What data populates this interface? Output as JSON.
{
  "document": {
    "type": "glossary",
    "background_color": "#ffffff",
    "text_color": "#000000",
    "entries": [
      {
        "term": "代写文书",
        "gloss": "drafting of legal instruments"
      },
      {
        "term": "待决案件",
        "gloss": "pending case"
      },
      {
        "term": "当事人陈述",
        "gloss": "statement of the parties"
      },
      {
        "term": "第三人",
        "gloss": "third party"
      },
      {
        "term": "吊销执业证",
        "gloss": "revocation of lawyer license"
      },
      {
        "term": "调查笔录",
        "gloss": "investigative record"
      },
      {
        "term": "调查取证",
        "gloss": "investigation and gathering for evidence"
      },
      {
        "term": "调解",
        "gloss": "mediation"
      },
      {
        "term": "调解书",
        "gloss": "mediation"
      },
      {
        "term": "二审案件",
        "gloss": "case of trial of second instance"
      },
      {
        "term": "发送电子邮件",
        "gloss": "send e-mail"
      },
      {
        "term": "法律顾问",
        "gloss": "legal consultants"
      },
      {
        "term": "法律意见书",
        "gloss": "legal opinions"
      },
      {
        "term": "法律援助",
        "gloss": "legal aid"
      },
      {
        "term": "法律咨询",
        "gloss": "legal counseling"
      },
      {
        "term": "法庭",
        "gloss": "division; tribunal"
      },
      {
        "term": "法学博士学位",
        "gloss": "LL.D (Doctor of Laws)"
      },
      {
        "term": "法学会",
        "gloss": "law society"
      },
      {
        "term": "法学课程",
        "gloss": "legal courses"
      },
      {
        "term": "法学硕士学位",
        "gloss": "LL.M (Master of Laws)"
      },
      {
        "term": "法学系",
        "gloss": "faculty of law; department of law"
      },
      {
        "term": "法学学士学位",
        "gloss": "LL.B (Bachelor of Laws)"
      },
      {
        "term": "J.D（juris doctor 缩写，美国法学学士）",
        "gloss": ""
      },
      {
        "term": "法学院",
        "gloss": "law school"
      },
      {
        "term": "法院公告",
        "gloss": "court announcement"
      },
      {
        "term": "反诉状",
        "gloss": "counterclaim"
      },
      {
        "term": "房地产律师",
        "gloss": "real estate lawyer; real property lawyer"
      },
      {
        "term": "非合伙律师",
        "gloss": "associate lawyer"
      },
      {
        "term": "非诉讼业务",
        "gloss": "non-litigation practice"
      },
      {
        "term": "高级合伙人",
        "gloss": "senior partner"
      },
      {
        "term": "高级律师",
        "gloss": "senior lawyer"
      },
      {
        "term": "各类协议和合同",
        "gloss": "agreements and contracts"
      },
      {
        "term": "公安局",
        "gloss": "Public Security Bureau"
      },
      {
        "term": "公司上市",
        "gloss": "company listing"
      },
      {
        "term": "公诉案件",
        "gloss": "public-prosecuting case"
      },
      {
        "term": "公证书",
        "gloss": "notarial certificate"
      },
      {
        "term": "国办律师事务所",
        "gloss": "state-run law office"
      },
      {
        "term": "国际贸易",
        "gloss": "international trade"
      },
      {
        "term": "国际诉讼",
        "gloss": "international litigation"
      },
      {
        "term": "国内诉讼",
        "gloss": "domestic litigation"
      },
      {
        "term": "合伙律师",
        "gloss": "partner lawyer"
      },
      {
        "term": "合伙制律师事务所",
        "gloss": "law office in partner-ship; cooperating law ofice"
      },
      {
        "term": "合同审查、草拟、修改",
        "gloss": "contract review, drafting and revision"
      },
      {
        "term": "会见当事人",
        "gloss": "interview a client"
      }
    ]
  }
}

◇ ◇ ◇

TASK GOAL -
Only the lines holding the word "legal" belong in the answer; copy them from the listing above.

WRITTEN SOLUTION -
        "gloss": "drafting of legal instruments"
        "gloss": "legal consultants"
        "gloss": "legal opinions"
        "gloss": "legal aid"
        "gloss": "legal counseling"
        "gloss": "legal courses"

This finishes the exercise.